Exercise objective -> Pull out every line of the listing below where "Edit" appears.

Task inputs ->
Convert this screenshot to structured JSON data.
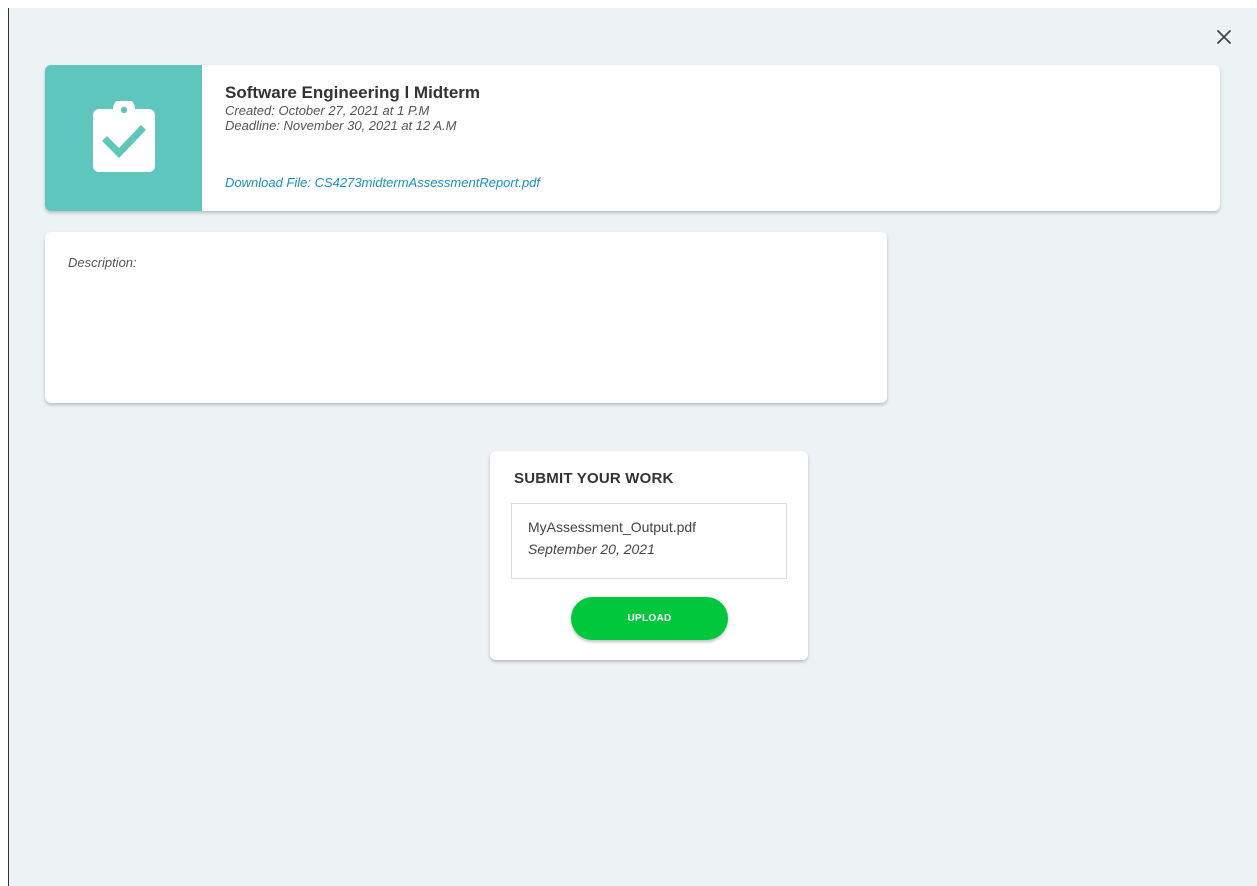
{
  "assignment": {
    "title": "Software Engineering l Midterm",
    "created": "Created: October 27, 2021 at 1 P.M",
    "deadline": "Deadline: November 30, 2021 at 12 A.M",
    "download_link": "Download File: CS4273midtermAssessmentReport.pdf",
    "icon": "clipboard-check-icon",
    "icon_bg_color": "#5ec6bd"
  },
  "description": {
    "label": "Description:"
  },
  "submission": {
    "heading": "SUBMIT YOUR WORK",
    "file_name": "MyAssessment_Output.pdf",
    "file_date": "September 20, 2021",
    "upload_label": "UPLOAD",
    "upload_color": "#00c73c"
  },
  "modal": {
    "close_icon": "close-icon",
    "link_color": "#1a8fc1",
    "background_color": "#edf2f5"
  }
}
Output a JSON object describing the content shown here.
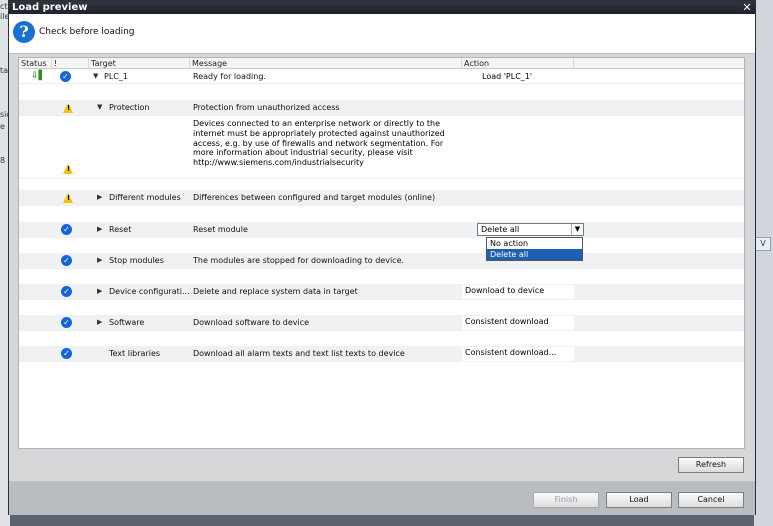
{
  "background": {
    "left_fragments": [
      "ct",
      "ile",
      "ta",
      "sic",
      "e",
      "8"
    ],
    "right_button": "V"
  },
  "dialog": {
    "title": "Load preview",
    "close_symbol": "✕",
    "header_text": "Check before loading",
    "help_symbol": "?"
  },
  "table": {
    "columns": {
      "status": "Status",
      "bang": "!",
      "target": "Target",
      "message": "Message",
      "action": "Action"
    },
    "rows": [
      {
        "target": "PLC_1",
        "message": "Ready for loading.",
        "action": "Load 'PLC_1'"
      },
      {
        "target": "Protection",
        "message": "Protection from unauthorized access"
      },
      {
        "message": "Devices connected to an enterprise network or directly to the internet must be appropriately protected against unauthorized access, e.g. by use of firewalls and network segmentation. For more information about industrial security, please visit http://www.siemens.com/industrialsecurity"
      },
      {
        "target": "Different modules",
        "message": "Differences between configured and target modules (online)"
      },
      {
        "target": "Reset",
        "message": "Reset module",
        "action": "Delete all"
      },
      {
        "target": "Stop modules",
        "message": "The modules are stopped for downloading to device."
      },
      {
        "target": "Device configurati...",
        "message": "Delete and replace system data in target",
        "action": "Download to device"
      },
      {
        "target": "Software",
        "message": "Download software to device",
        "action": "Consistent download"
      },
      {
        "target": "Text libraries",
        "message": "Download all alarm texts and text list texts to device",
        "action": "Consistent download..."
      }
    ],
    "dropdown": {
      "options": [
        "No action",
        "Delete all"
      ],
      "selected": "Delete all"
    }
  },
  "buttons": {
    "refresh": "Refresh",
    "finish": "Finish",
    "load": "Load",
    "cancel": "Cancel"
  }
}
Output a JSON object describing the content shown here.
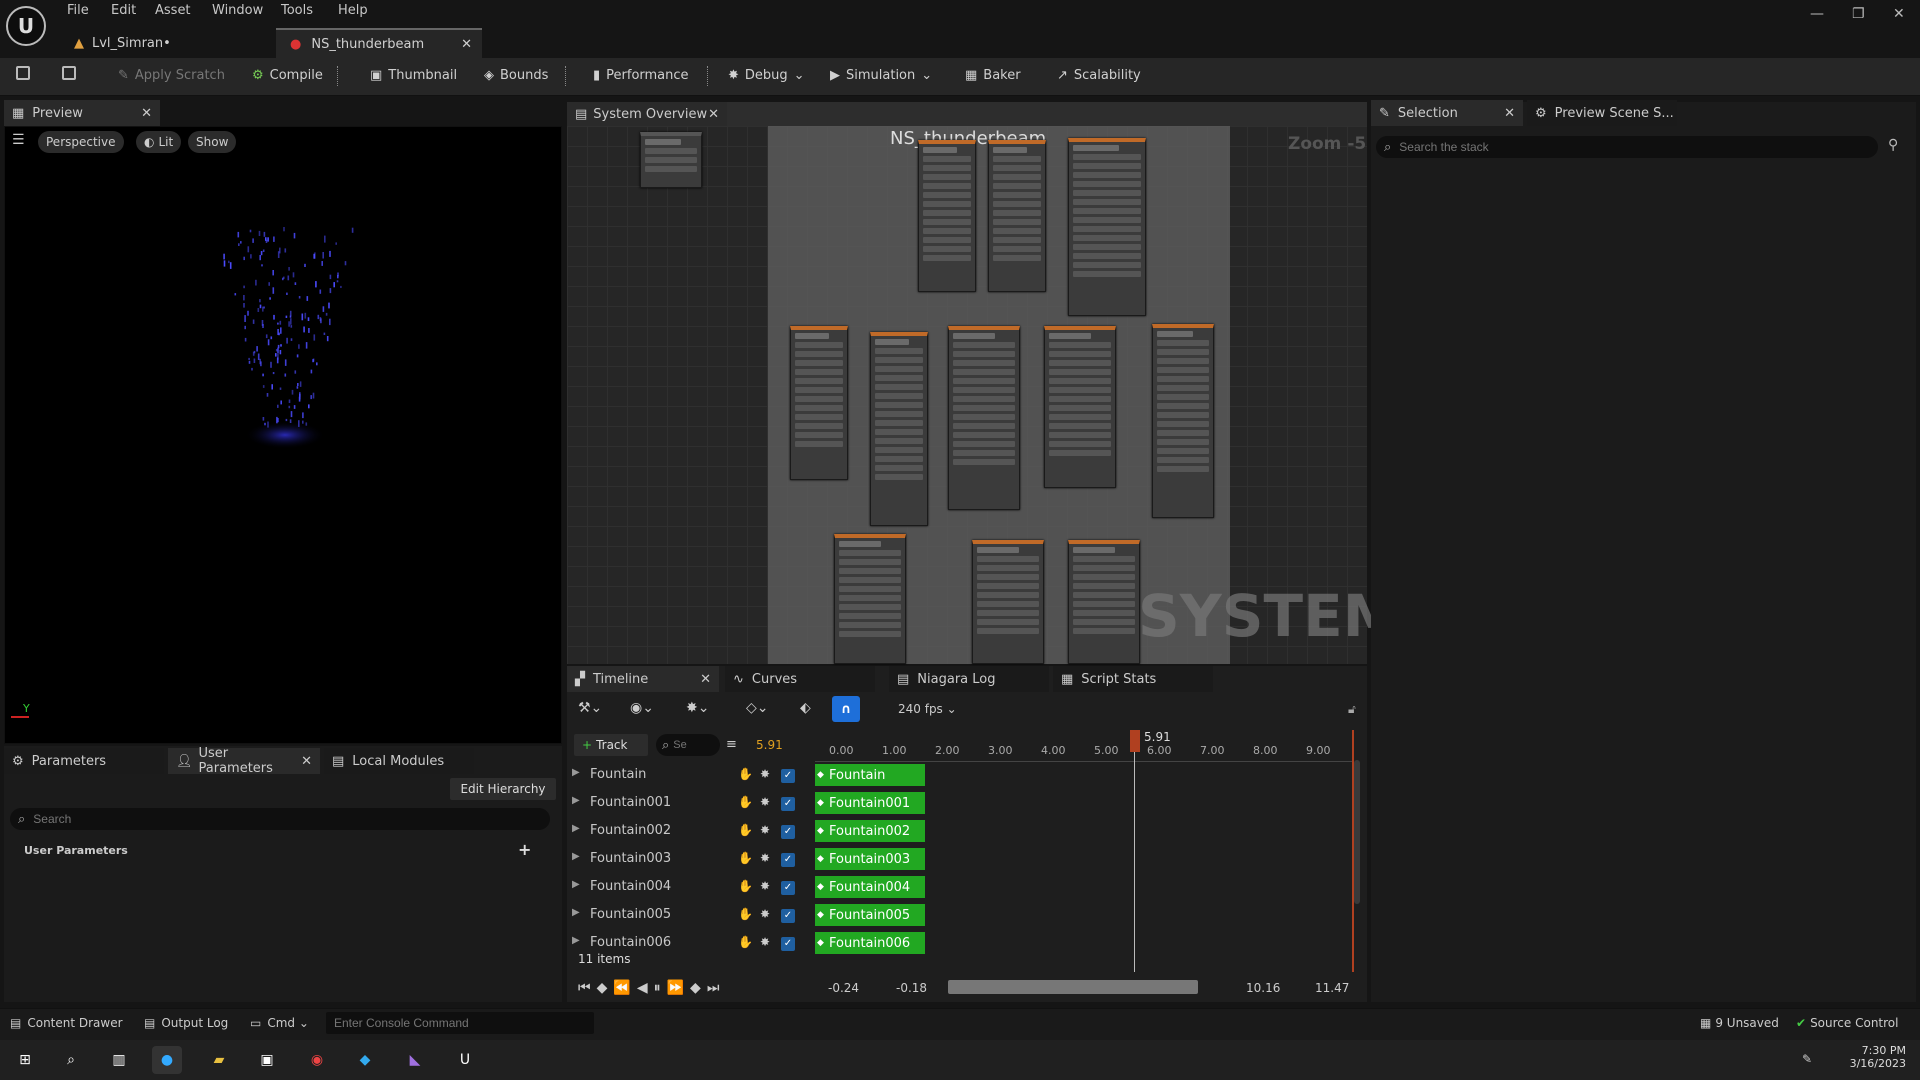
{
  "menu": [
    "File",
    "Edit",
    "Asset",
    "Window",
    "Tools",
    "Help"
  ],
  "tabs": [
    {
      "label": "Lvl_Simran•"
    },
    {
      "label": "NS_thunderbeam"
    }
  ],
  "toolbar": {
    "apply_scratch": "Apply Scratch",
    "compile": "Compile",
    "thumbnail": "Thumbnail",
    "bounds": "Bounds",
    "performance": "Performance",
    "debug": "Debug",
    "simulation": "Simulation",
    "baker": "Baker",
    "scalability": "Scalability"
  },
  "preview": {
    "tab": "Preview",
    "perspective": "Perspective",
    "lit": "Lit",
    "show": "Show"
  },
  "system_overview": {
    "tab": "System Overview",
    "title": "NS_thunderbeam",
    "zoom": "Zoom -5",
    "watermark": "SYSTEM"
  },
  "selection": {
    "tab": "Selection",
    "tab2": "Preview Scene S...",
    "search_placeholder": "Search the stack"
  },
  "bottom_tabs": {
    "timeline": "Timeline",
    "curves": "Curves",
    "niagara_log": "Niagara Log",
    "script_stats": "Script Stats"
  },
  "timeline": {
    "fps": "240 fps",
    "track_btn": "Track",
    "search_placeholder": "Se",
    "current_time": "5.91",
    "playhead": "5.91",
    "ticks": [
      "0.00",
      "1.00",
      "2.00",
      "3.00",
      "4.00",
      "5.00",
      "6.00",
      "7.00",
      "8.00",
      "9.00"
    ],
    "tracks": [
      "Fountain",
      "Fountain001",
      "Fountain002",
      "Fountain003",
      "Fountain004",
      "Fountain005",
      "Fountain006"
    ],
    "items": "11 items",
    "range_start": "-0.24",
    "range_in": "-0.18",
    "range_out": "10.16",
    "range_end": "11.47"
  },
  "params": {
    "tab1": "Parameters",
    "tab2": "User Parameters",
    "tab3": "Local Modules",
    "edit_hierarchy": "Edit Hierarchy",
    "search_placeholder": "Search",
    "section": "User Parameters"
  },
  "statusbar": {
    "content_drawer": "Content Drawer",
    "output_log": "Output Log",
    "cmd": "Cmd",
    "console_placeholder": "Enter Console Command",
    "unsaved": "9 Unsaved",
    "source_control": "Source Control"
  },
  "taskbar": {
    "time": "7:30 PM",
    "date": "3/16/2023"
  },
  "colors": {
    "accent": "#22a822",
    "playhead": "#c0502a",
    "selected": "#1f5fa0"
  }
}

Reply ->
    "Edit",
    "edit_hierarchy": "Edit Hierarchy",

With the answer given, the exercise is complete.